Effort to increase monarch butterfly population sets goals
Monarch butterfly enthusiast George Kruger has been working to protect the butterfly for more than 10 years and recently his interest has been spreading to some of his friends.
"When George would have his garden tour and he had his sign letting everybody know he had a monarch weigh station that made me aware of the butterflies," Kruger's friend and fellow monarch enthusiast, Sue Bendlin said. "I just never really thought in depth about it. When I found monarch eggs on some of my flowers, I thought, 'I need to try to get involved in this,' but I need to talk to George to see how to do it. All I had to do was pick the leaves the eggs were on and put them in tiny medicine bottles. I tucked them in and just waited."
Bendlin said she remembers chasing monarchs on the farm when she was a child, but she had not seen one in many years. That changed late last summer and prompted her to get involved in providing milkweed for the butterflies to lay eggs on and nectar flowers to help sustain them.

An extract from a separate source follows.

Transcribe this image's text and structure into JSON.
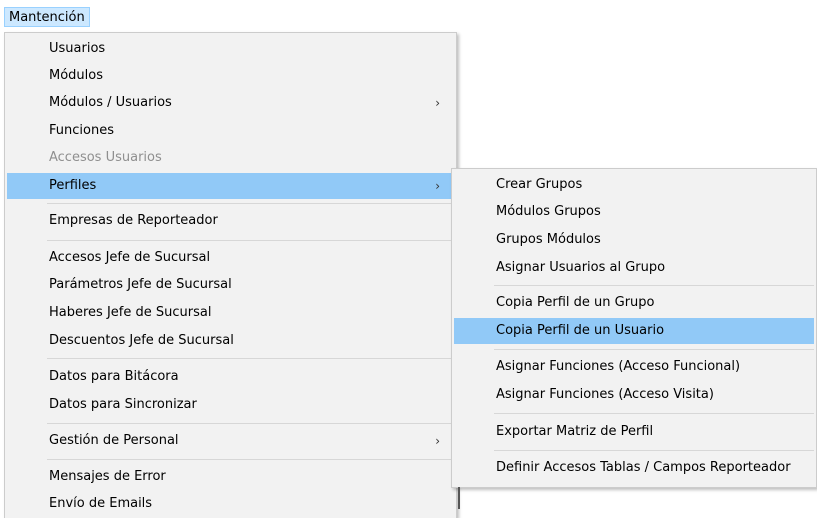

"When we were sitting on the patio at my farm and I saw a monarch, I just came unglued," Bendlin said. "I never let it out of my sight. There definitely is a change in the monarch population. We just took for granted that there would always be monarchs."
The Iowa Monarch Conservation Strategy is a document released last month which details efforts to increase acres of habitat in Iowa over the next 20 years. The goal is to increase habitat acres by approximately 480,000 to 830,000 and provide 127 million to 188 million new milkweed stems in the same time frame. The monarch population has declined by 80 percent in the last 20 years.

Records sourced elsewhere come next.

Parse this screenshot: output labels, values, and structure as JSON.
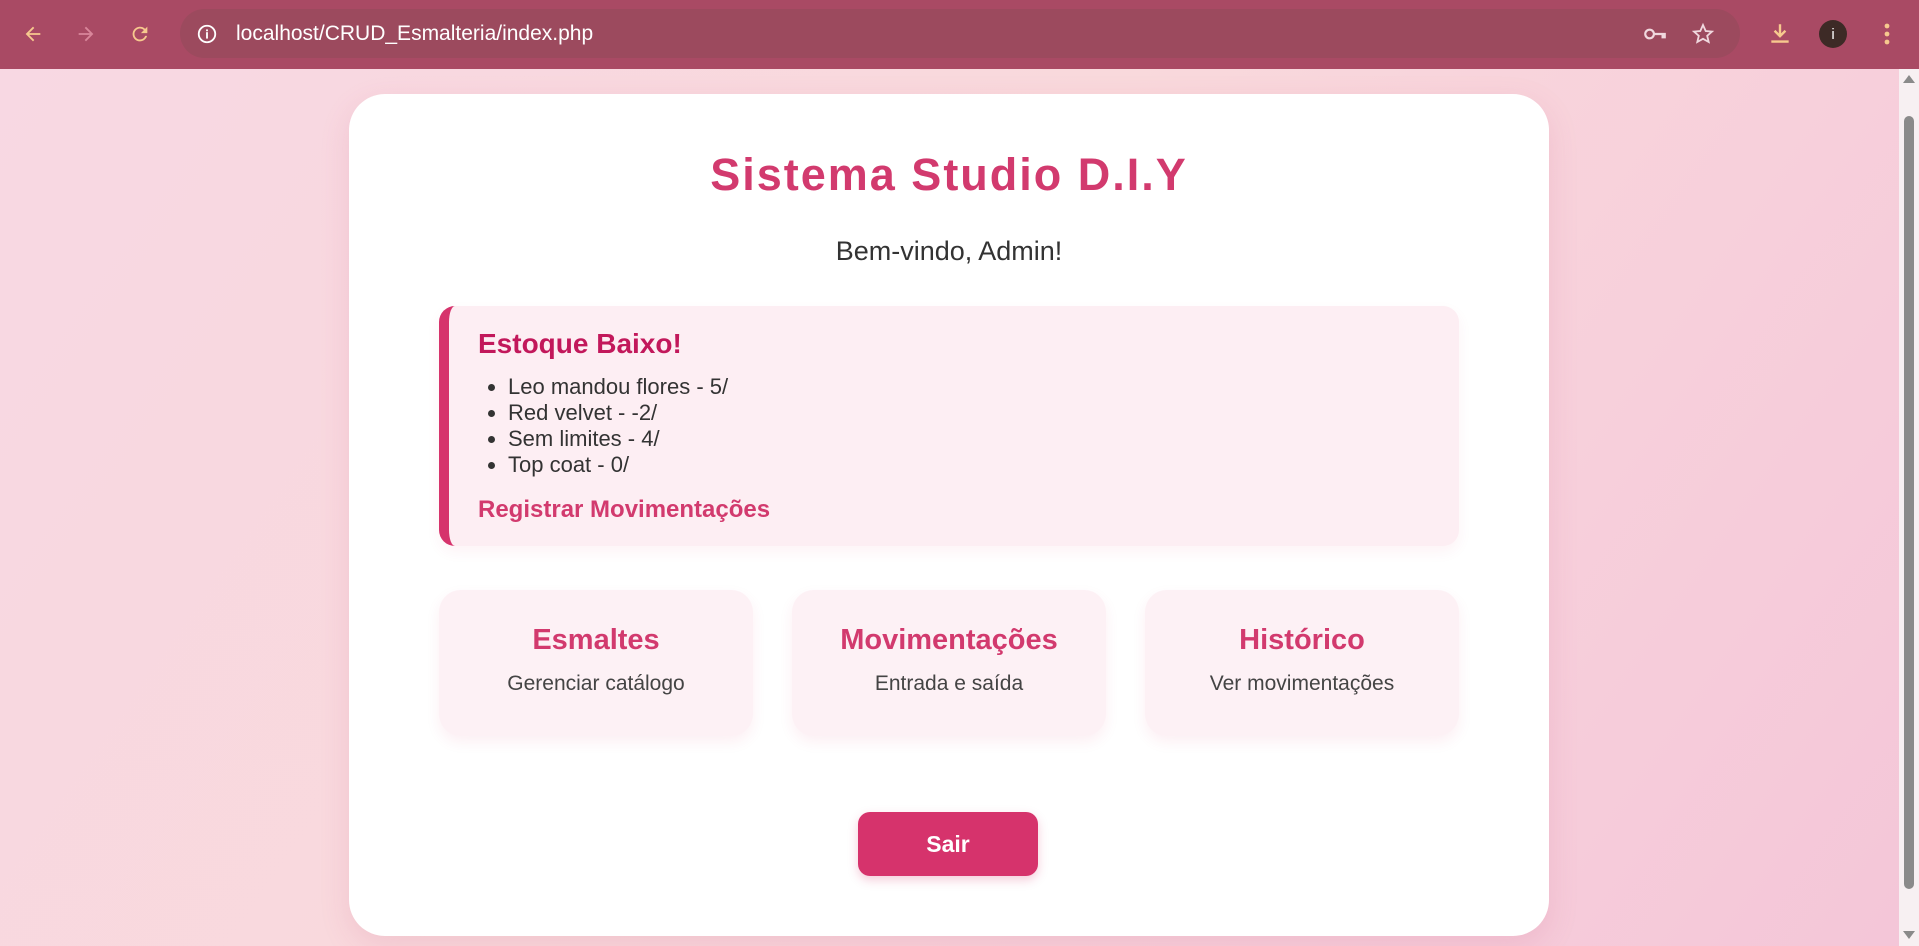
{
  "browser": {
    "url": "localhost/CRUD_Esmalteria/index.php",
    "profile_initial": "i"
  },
  "page": {
    "title": "Sistema Studio D.I.Y",
    "welcome": "Bem-vindo, Admin!"
  },
  "alert": {
    "title": "Estoque Baixo!",
    "items": [
      "Leo mandou flores - 5/",
      "Red velvet - -2/",
      "Sem limites - 4/",
      "Top coat - 0/"
    ],
    "link_label": "Registrar Movimentações"
  },
  "tiles": [
    {
      "title": "Esmaltes",
      "subtitle": "Gerenciar catálogo"
    },
    {
      "title": "Movimentações",
      "subtitle": "Entrada e saída"
    },
    {
      "title": "Histórico",
      "subtitle": "Ver movimentações"
    }
  ],
  "logout_label": "Sair",
  "colors": {
    "brand": "#d6336c",
    "chrome": "#a94a64"
  }
}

Organizations across Iowa and the Midwest as well as citizens like Kruger and Bendlin are taking positive steps to put a stop to the decreases and bring up population numbers.
According to Iowa Department of Natural Resources wildlife diversity biologist Stephanie Shepherd, the Prairie Lakes Wildlife Unit, based out of Ruthven, in conjunction with the Iowa DNR Prairie Resource Center, Iowa Natural Heritage Foundation, Natural Resource Conservation Service and the United States Fish and Wildlife Service has reconstructed approximately 500 acres of monarch-friendly prairie habitat in Clay County from 2014-18.

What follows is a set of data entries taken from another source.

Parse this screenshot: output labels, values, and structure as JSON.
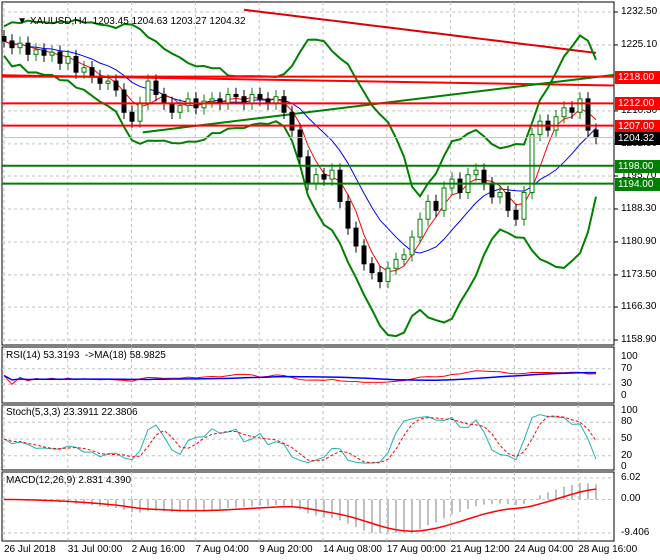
{
  "header": {
    "symbol": "XAUUSD,H4",
    "ohlc": "1203.45 1204.63 1203.27 1204.32"
  },
  "colors": {
    "bull": "#008000",
    "bear": "#000000",
    "band": "#008000",
    "level_red": "#ff0000",
    "level_green": "#008000",
    "rsi": "#ff0000",
    "rsi_ma": "#0000ff",
    "stoch_main": "#20b2aa",
    "stoch_signal": "#ff0000",
    "macd_hist": "#c0c0c0",
    "macd_signal": "#ff0000"
  },
  "price_axis": {
    "ticks": [
      "1232.50",
      "1225.10",
      "1210.30",
      "1202.90",
      "1195.70",
      "1188.30",
      "1180.90",
      "1173.50",
      "1166.30",
      "1158.90"
    ],
    "range": [
      1158.9,
      1232.5
    ]
  },
  "levels": [
    {
      "price": 1218.0,
      "label": "1218.00",
      "color": "#ff0000"
    },
    {
      "price": 1212.0,
      "label": "1212.00",
      "color": "#ff0000"
    },
    {
      "price": 1207.0,
      "label": "1207.00",
      "color": "#ff0000"
    },
    {
      "price": 1198.0,
      "label": "1198.00",
      "color": "#008000"
    },
    {
      "price": 1194.0,
      "label": "1194.00",
      "color": "#008000"
    }
  ],
  "current_price": {
    "price": 1204.32,
    "label": "1204.32"
  },
  "trendlines": [
    {
      "from": [
        0,
        1218.3
      ],
      "to": [
        1,
        1216.0
      ],
      "color": "#ff0000"
    },
    {
      "from": [
        0.23,
        1205.5
      ],
      "to": [
        1,
        1218.4
      ],
      "color": "#008000"
    }
  ],
  "chart_data": {
    "type": "candlestick",
    "closes": [
      1226,
      1224.5,
      1225.5,
      1223,
      1224,
      1222.8,
      1223.5,
      1221,
      1222.5,
      1219,
      1220,
      1218,
      1216.5,
      1217,
      1215,
      1210,
      1208,
      1212,
      1217,
      1214,
      1212,
      1210,
      1211.5,
      1213,
      1211,
      1212.5,
      1213,
      1212,
      1214,
      1213.5,
      1212,
      1214,
      1213,
      1212,
      1213.5,
      1210,
      1206,
      1200,
      1194,
      1196,
      1195,
      1197,
      1190,
      1184,
      1180,
      1176,
      1174,
      1172,
      1175,
      1177,
      1178,
      1182,
      1186,
      1190,
      1188,
      1193,
      1195,
      1192,
      1196,
      1197,
      1194,
      1191,
      1192,
      1188,
      1186,
      1192,
      1205,
      1208,
      1206,
      1209,
      1211,
      1210,
      1213,
      1206,
      1204.32
    ],
    "x_ticks": [
      "26 Jul 2018",
      "31 Jul 00:00",
      "2 Aug 16:00",
      "7 Aug 04:00",
      "9 Aug 20:00",
      "14 Aug 08:00",
      "17 Aug 00:00",
      "21 Aug 12:00",
      "24 Aug 04:00",
      "28 Aug 16:00"
    ]
  },
  "rsi": {
    "label": "RSI(14) 53.3193  ->MA(18) 58.9825",
    "ticks": [
      "100",
      "70",
      "30",
      "0"
    ]
  },
  "stoch": {
    "label": "Stoch(5,3,3) 23.3911 22.3806",
    "ticks": [
      "100",
      "80",
      "50",
      "20",
      "0"
    ]
  },
  "macd": {
    "label": "MACD(12,26,9) 2.831 4.390",
    "ticks": [
      "6.02",
      "0.00",
      "-9.406"
    ]
  }
}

"I think it is very important for us to grow some milkweed and nurture the monarchs because they are close to being on the endangered species list," Kruger said. "They say once that happens, the monarchs will lose the tracking system that allows them to go to Mexico and come back. If it loses that, they will all die."
Kruger said he has been passionate for monarchs for years, even seeking to have the monarch named the state butterfly, setting up a monarch weigh station at his house eight years ago, protecting monarch eggs he finds on any of the five species of milkweed he raises in his garden and painting pictures and crafts of the insect in his spare time.
Occasionally, Kruger even wakes up at four in the morning with an idea about monarchs and won't be able to get back to sleep. His latest monarch inspired endeavor is to gather others interested in protecting the species to meet at the library to discuss issues facing the butterfly.
"I just graduated to another level," Kruger said. "Before my monarch habit was a passion. Now, it is an obsession."
The U.S. Fish and Wildlife Service has until June 2019 to determine whether the monarch should be listed under the Endangered Species Act. Shepherd said she was confident efforts taken by the consortium would make positive progress before a decision must be made.
"All the members of that group are coming at it from a different angle," Shepherd said. "They are a species that everyone recognizes and everyone loves. I think there is a connection with people that a species that common could be blanked out. If the monarch does get listed on the Endangered Species Act, that could have broad ramifications. I think everyone in the consortium can get behind that. We hope it is healthy enough that it does not need extra protection."
Shepherd said the three main leaders of the consortium are the Iowa Department of Agriculture and Land Stewardship, Iowa State University and the Iowa DNR. The group consists of groups across many backgrounds including agricultural and conservation associations, agribusiness and utility companies, universities and county, state and federal agencies.
Iowa's location in the monarch's northern breeding area makes it essential to the recovery of the species.